__Task brief__
What is needed is every line of the data that includes the word "moment". Please copy each one.

Web page and app entries:
◆ ◆ ◆

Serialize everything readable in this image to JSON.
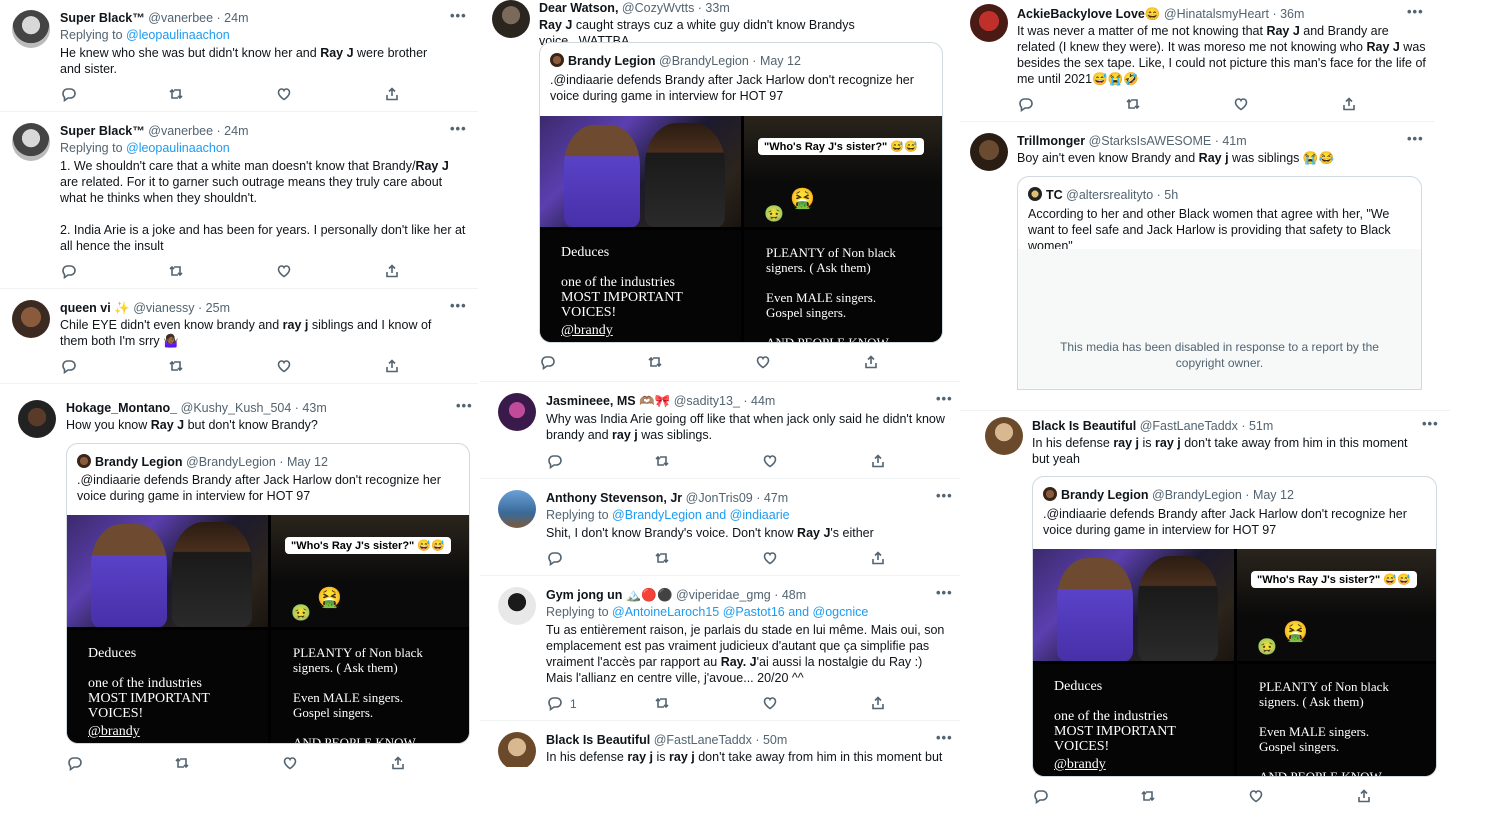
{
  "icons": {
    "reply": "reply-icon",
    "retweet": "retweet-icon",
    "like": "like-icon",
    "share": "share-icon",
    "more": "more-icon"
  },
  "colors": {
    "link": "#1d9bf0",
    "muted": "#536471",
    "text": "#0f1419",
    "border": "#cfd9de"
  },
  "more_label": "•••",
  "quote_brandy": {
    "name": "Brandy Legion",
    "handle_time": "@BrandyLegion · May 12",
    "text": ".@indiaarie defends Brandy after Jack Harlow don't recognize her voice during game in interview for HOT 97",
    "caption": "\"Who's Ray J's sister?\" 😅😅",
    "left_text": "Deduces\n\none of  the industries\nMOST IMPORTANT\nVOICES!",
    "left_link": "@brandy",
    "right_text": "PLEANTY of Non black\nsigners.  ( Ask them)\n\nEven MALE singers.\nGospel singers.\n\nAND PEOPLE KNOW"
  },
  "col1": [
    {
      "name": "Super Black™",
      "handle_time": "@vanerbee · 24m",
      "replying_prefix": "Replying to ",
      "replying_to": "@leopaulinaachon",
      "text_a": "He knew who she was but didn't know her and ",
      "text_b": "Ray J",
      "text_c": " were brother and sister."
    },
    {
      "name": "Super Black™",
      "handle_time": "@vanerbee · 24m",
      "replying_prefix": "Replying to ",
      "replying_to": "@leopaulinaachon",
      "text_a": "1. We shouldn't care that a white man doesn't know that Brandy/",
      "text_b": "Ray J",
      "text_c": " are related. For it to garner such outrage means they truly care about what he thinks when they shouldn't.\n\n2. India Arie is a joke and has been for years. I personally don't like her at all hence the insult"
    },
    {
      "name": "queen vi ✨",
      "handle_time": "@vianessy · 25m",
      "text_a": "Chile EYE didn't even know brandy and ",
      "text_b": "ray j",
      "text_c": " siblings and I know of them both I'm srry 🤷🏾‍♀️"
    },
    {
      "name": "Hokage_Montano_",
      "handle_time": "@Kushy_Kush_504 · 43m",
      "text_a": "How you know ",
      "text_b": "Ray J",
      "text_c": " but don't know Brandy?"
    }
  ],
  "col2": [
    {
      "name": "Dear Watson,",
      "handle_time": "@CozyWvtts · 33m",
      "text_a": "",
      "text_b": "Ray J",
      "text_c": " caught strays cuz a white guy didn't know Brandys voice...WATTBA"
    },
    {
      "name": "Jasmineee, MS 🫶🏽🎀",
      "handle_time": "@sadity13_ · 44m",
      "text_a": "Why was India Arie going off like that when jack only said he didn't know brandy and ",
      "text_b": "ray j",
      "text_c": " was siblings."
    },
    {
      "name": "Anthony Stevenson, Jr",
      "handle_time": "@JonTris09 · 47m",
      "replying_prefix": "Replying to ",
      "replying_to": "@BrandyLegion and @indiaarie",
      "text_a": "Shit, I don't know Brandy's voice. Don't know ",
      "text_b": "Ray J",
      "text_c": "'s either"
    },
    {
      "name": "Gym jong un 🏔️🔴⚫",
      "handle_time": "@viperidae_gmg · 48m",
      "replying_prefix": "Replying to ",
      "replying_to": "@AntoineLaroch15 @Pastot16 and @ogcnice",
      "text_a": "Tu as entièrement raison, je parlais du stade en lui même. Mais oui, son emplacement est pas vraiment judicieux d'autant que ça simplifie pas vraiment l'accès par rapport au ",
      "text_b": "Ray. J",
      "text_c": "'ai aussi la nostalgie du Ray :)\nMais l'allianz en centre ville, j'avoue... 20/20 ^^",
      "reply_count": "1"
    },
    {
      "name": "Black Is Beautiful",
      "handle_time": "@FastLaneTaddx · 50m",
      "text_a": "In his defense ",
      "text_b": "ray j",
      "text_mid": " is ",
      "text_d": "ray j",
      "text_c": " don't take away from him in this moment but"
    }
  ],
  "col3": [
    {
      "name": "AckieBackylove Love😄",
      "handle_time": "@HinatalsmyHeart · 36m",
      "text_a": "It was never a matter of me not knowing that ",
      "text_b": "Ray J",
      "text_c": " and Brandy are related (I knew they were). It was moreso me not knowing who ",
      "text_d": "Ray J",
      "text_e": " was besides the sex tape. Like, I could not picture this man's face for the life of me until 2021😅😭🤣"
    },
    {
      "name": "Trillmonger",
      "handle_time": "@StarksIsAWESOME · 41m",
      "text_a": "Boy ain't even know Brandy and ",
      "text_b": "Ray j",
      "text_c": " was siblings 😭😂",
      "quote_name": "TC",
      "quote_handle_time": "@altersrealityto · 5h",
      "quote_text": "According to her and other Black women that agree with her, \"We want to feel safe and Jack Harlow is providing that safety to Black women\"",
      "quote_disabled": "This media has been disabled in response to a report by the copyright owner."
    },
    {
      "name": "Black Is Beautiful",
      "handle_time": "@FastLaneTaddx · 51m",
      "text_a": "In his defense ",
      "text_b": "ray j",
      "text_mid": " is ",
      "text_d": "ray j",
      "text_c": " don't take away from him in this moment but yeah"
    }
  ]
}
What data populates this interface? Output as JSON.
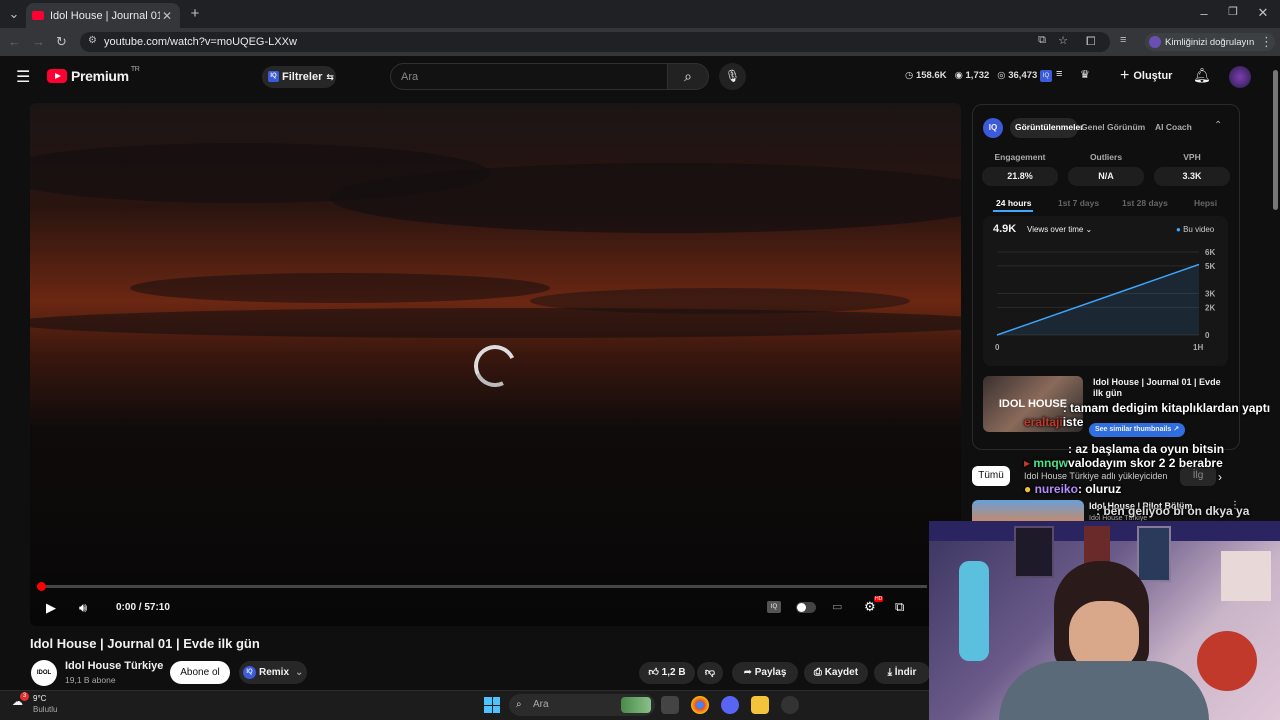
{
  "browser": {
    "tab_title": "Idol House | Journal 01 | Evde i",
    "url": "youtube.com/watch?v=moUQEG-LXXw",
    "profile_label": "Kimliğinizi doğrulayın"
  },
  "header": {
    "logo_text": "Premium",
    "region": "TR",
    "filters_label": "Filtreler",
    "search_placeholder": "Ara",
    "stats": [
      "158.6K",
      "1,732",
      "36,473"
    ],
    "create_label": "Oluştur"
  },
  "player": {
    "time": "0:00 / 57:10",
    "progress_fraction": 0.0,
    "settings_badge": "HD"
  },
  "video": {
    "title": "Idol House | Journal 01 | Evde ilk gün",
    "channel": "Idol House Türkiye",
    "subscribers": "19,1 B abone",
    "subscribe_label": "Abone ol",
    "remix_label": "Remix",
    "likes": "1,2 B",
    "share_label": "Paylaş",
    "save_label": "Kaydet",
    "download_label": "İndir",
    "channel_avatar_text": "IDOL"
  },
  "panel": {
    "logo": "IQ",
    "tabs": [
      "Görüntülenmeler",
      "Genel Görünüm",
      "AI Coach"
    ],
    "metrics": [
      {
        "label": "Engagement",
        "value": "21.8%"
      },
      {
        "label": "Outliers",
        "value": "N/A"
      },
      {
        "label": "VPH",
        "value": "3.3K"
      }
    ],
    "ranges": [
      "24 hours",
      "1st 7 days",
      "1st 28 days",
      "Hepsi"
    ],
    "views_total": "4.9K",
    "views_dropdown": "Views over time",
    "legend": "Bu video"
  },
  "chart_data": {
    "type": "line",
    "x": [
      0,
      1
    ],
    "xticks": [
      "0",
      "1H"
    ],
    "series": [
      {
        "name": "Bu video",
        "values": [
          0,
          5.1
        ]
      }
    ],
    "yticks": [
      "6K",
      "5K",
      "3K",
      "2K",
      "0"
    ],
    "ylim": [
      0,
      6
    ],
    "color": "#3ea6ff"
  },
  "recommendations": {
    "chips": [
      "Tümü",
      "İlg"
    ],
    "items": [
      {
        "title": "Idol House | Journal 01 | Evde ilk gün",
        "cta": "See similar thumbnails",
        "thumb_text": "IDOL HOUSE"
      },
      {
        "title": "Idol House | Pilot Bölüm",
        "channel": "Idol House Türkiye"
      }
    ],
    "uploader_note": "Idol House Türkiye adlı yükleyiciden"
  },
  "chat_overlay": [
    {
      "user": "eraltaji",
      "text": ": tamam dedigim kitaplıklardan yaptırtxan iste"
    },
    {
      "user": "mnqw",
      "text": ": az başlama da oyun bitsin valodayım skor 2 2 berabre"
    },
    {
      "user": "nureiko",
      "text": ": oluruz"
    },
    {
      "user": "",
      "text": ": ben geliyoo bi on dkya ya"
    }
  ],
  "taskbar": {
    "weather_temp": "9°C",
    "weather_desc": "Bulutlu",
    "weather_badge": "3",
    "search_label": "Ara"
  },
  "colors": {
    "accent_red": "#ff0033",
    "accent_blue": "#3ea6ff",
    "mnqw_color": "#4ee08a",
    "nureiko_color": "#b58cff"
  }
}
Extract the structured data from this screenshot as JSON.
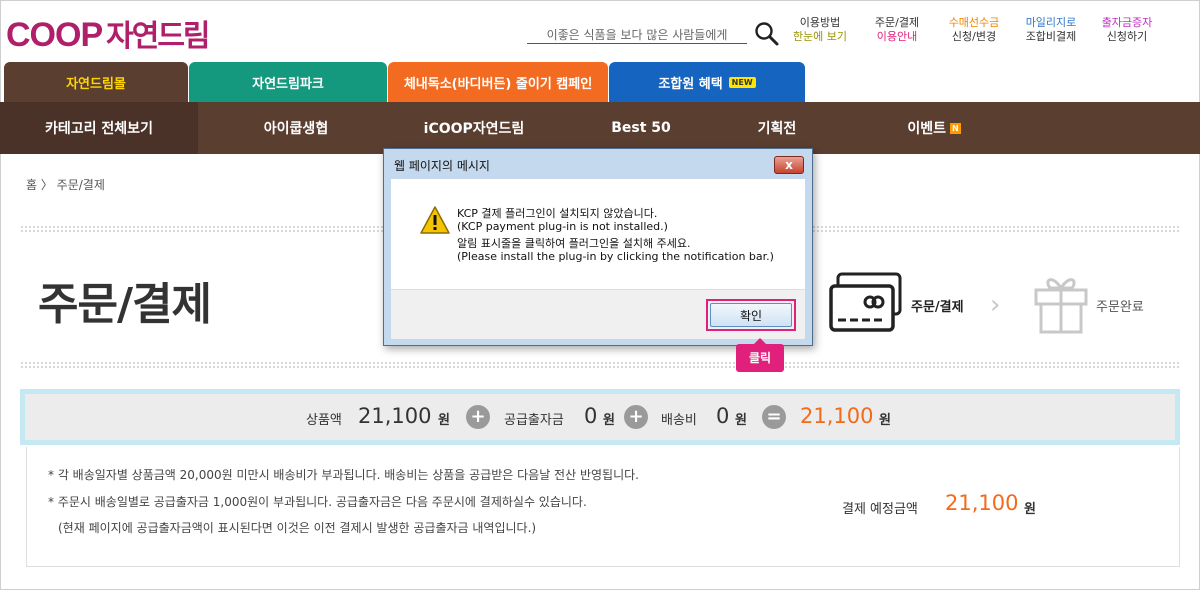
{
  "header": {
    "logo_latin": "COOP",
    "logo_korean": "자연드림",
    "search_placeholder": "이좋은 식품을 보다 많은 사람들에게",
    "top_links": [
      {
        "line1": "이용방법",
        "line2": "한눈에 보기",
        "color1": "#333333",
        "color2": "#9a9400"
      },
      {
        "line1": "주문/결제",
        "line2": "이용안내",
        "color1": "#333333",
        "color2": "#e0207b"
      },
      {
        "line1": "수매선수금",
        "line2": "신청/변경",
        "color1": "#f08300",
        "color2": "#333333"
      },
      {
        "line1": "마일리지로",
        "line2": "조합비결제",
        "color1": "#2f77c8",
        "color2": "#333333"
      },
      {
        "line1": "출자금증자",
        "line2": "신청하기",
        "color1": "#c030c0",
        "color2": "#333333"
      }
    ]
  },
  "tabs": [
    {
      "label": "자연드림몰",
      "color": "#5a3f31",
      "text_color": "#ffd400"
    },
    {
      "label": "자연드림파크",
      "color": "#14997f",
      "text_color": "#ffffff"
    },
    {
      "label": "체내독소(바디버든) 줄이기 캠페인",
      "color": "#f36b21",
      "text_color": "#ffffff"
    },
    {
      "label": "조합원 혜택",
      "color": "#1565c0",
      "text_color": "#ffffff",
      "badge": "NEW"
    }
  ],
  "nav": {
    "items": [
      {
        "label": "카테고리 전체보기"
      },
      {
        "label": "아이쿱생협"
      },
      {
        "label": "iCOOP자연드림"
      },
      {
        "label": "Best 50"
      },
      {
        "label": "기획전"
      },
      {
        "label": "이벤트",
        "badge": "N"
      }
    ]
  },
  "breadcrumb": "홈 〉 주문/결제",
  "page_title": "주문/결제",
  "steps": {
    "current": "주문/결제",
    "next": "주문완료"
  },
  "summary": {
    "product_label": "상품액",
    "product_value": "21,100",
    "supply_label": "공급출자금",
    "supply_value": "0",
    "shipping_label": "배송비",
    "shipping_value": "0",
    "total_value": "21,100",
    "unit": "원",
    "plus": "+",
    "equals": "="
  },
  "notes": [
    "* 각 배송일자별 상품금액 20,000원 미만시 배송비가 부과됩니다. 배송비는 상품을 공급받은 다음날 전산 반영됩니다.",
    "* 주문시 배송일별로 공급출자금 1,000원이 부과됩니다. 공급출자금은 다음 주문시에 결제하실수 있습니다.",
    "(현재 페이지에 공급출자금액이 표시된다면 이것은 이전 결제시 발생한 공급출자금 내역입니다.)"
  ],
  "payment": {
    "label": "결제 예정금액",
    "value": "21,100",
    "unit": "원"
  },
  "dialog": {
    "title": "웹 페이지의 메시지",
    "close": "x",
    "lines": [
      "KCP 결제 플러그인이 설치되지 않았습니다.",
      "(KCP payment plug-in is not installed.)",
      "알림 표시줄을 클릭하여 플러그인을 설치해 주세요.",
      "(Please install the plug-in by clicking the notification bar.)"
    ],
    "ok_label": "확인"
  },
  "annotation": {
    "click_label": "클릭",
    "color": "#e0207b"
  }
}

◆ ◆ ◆

__Exercise answer__
      "text_c": " don't take away from him in this moment but"
      "text_c": " don't take away from him in this moment but yeah"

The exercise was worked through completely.